Haaaallelujah! Haaaallelujah! Hallelujah! Hallelujah! And the Cherubim and Seraphim descended from on high and encircled the south portico of the White House, each one ablaze with Divine Love for President Barack Obama. Nine holy orders of angels alit in Michelle’s vegetable garden, and sang heavenly praises of partisan glory and social justice, for today, only three and a half years into this his most HOPE-ful presidency, Obama has supported gay marriage.
“I think same-sex couples should be able to get married,” he told ABC News this afternoon. He did it. He used The M-Word.
This afternoon I read dozens of tweets that began, “BREAKING” or “BREAKING NEWS,” followed by this straightforward, if rather reserved, expression of support for gay marriage. Obama went on to describe an “evolution” (cue Intelligent Design outrage, panty-bunching) in his thinking on this issue since the 2008 presidential race.

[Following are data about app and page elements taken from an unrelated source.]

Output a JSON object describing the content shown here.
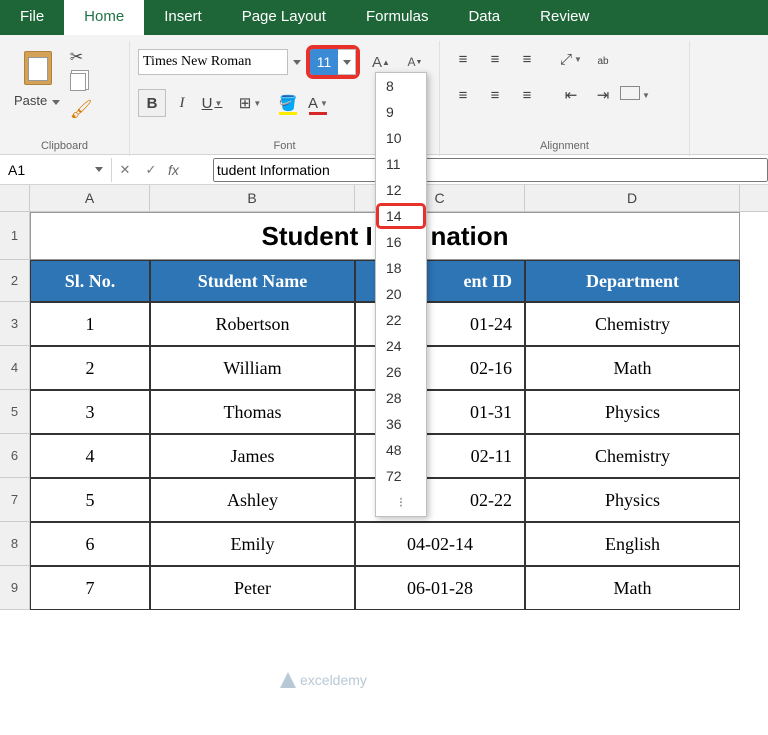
{
  "tabs": [
    "File",
    "Home",
    "Insert",
    "Page Layout",
    "Formulas",
    "Data",
    "Review"
  ],
  "tabs_active": 1,
  "ribbon": {
    "clipboard_label": "Clipboard",
    "paste_label": "Paste",
    "font_label": "Font",
    "alignment_label": "Alignment",
    "font_name": "Times New Roman",
    "font_size": "11",
    "bold": "B",
    "italic": "I",
    "underline": "U",
    "grow": "A",
    "shrink": "A"
  },
  "size_list": [
    "8",
    "9",
    "10",
    "11",
    "12",
    "14",
    "16",
    "18",
    "20",
    "22",
    "24",
    "26",
    "28",
    "36",
    "48",
    "72"
  ],
  "size_highlight": "14",
  "namebox": "A1",
  "formula": "tudent Information",
  "sheet_title": "Student I        nation",
  "cols": [
    "A",
    "B",
    "C",
    "D"
  ],
  "headers": {
    "sl": "Sl. No.",
    "name": "Student Name",
    "id": "ent ID",
    "dept": "Department"
  },
  "rows": [
    {
      "sl": "1",
      "name": "Robertson",
      "id": "01-24",
      "dept": "Chemistry"
    },
    {
      "sl": "2",
      "name": "William",
      "id": "02-16",
      "dept": "Math"
    },
    {
      "sl": "3",
      "name": "Thomas",
      "id": "01-31",
      "dept": "Physics"
    },
    {
      "sl": "4",
      "name": "James",
      "id": "02-11",
      "dept": "Chemistry"
    },
    {
      "sl": "5",
      "name": "Ashley",
      "id": "02-22",
      "dept": "Physics"
    },
    {
      "sl": "6",
      "name": "Emily",
      "id": "04-02-14",
      "dept": "English"
    },
    {
      "sl": "7",
      "name": "Peter",
      "id": "06-01-28",
      "dept": "Math"
    }
  ],
  "watermark": "exceldemy"
}
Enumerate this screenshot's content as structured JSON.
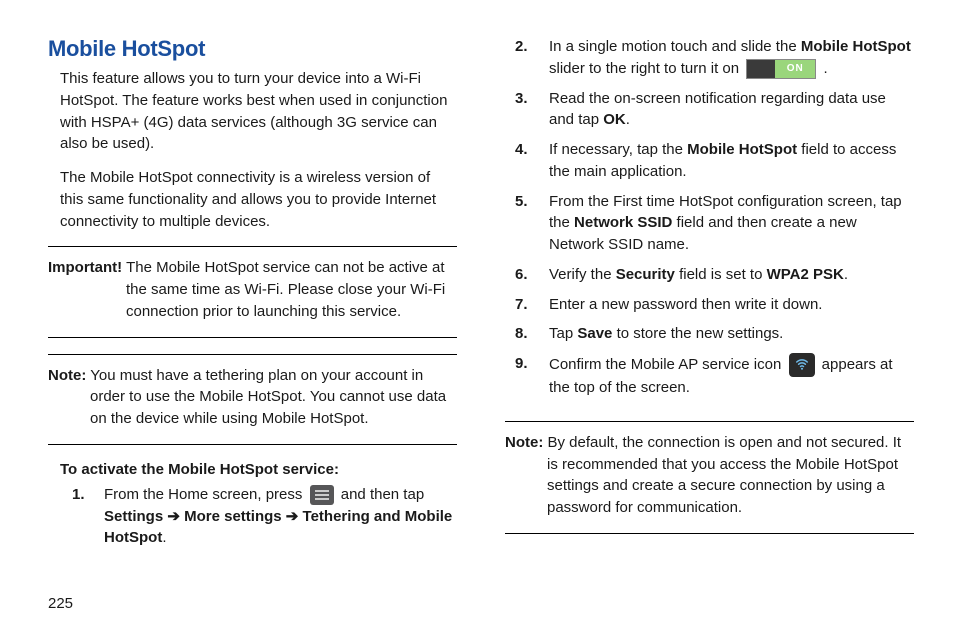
{
  "heading": "Mobile HotSpot",
  "intro_p1": "This feature allows you to turn your device into a Wi-Fi HotSpot. The feature works best when used in conjunction with HSPA+ (4G) data services (although 3G service can also be used).",
  "intro_p2": "The Mobile HotSpot connectivity is a wireless version of this same functionality and allows you to provide Internet connectivity to multiple devices.",
  "important_lead": "Important!",
  "important_body": " The Mobile HotSpot service can not be active at the same time as Wi-Fi. Please close your Wi-Fi connection prior to launching this service.",
  "note1_lead": "Note:",
  "note1_body": " You must have a tethering plan on your account in order to use the Mobile HotSpot. You cannot use data on the device while using Mobile HotSpot.",
  "activate_head": "To activate the Mobile HotSpot service:",
  "step1_a": "From the Home screen, press ",
  "step1_b": " and then tap ",
  "step1_settings": "Settings",
  "step1_more": " More settings",
  "step1_teth": " Tethering and Mobile HotSpot",
  "arrow": " ➔",
  "step2_a": "In a single motion touch and slide the ",
  "step2_mh": "Mobile HotSpot",
  "step2_b": " slider to the right to turn it on ",
  "toggle_label": "ON",
  "step3_a": "Read the on-screen notification regarding data use and tap ",
  "step3_ok": "OK",
  "step4_a": "If necessary, tap the ",
  "step4_mh": "Mobile HotSpot",
  "step4_b": " field to access the main application.",
  "step5_a": "From the First time HotSpot configuration screen, tap the ",
  "step5_ssid": "Network SSID",
  "step5_b": " field and then create a new Network SSID name.",
  "step6_a": "Verify the ",
  "step6_sec": "Security",
  "step6_b": " field is set to ",
  "step6_wpa": "WPA2 PSK",
  "step7": "Enter a new password then write it down.",
  "step8_a": "Tap ",
  "step8_save": "Save",
  "step8_b": " to store the new settings.",
  "step9_a": "Confirm the Mobile AP service icon ",
  "step9_b": " appears at the top of the screen.",
  "note2_lead": "Note:",
  "note2_body": " By default, the connection is open and not secured. It is recommended that you access the Mobile HotSpot settings and create a secure connection by using a password for communication.",
  "page_number": "225"
}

Now, don’t get me wrong—this is a landmark moment, to be sure. A watershed, even. Obama is the first president in our history to state in no uncertain terms that gay marriage should exist. That is, quote, “same-sex couples should be able to get married,” unquote. Wow.
And yet, I’m stirred to ask, why is this so earth-shattering? Marriage is a right and a privilege afforded to any pair of heterosexual American adults, from the WASPs at St. Patrick’s on 5th Ave to the drunks at St. Elvis’s (or whatever) on The Strip. Why should it be such an elating shock—and yet, truly, it is—that our president even so much as thinks that gay marriage should be legal? Even Joe Biden was more forthright, poking his head out from wherever they keep him to say on NBC’s Meet the Press, “I am absolutely comfortable with the fact that men marrying men, women marrying women, and heterosexual men and women marrying another are entitled to the same exact rights, all the civil rights, all the civil liberties.” Rights? Liberties!? Get out!
In response, White House Press Secretary Jay Carney issued an equivocal “Shhh!” in that little blue room they have for just such occasions.
The last Democrat in office, President Clinton, signed into law the Defense of Marriage Act (DOMA) in 1996, which defined “marriage” as the legal union of one man and one woman. Eight years later, ol’ Dubya advocated further fortifying DOMA—you know, just in case! In 2011, the Obama administration declared that it found DOMA to be unconstitutional, but where it stands now is a sort of legislative Purgatorio—it will continue to be enforced, but will no longer be defended in court. Huh?
In late September of last year, the U.S. Military’s Don’t Ask, Don’t Tell (DADT) policy—yet another piece of anti-gay legislation signed into law by our 42nd president—was repealed under Obama. And yet, during the 2008 election, Obama’s stance on gay marriage was noncommittal at best.
I voted for Obama in 2008, for a number of reasons. Not the least of these reasons was the Obama campaign’s marked lack of antagonism, if not wealth of support, toward LGBT rights. LGBT Americans were faced with a choice between certain discrimination—that is to say, future legislation in active opposition to our personal rights and freedoms—and a tacit presidential acceptance of the same discrimination we as a community already face. Many of us found ourselves, as it were, between Barack and a hard place.
And but so here we are, nearly four years hence, and President Obama says to Robin Roberts and the nation, “I think same-sex couples should be able to get married.” It is earth-shattering, whether or not it really should be, and the man has my vote.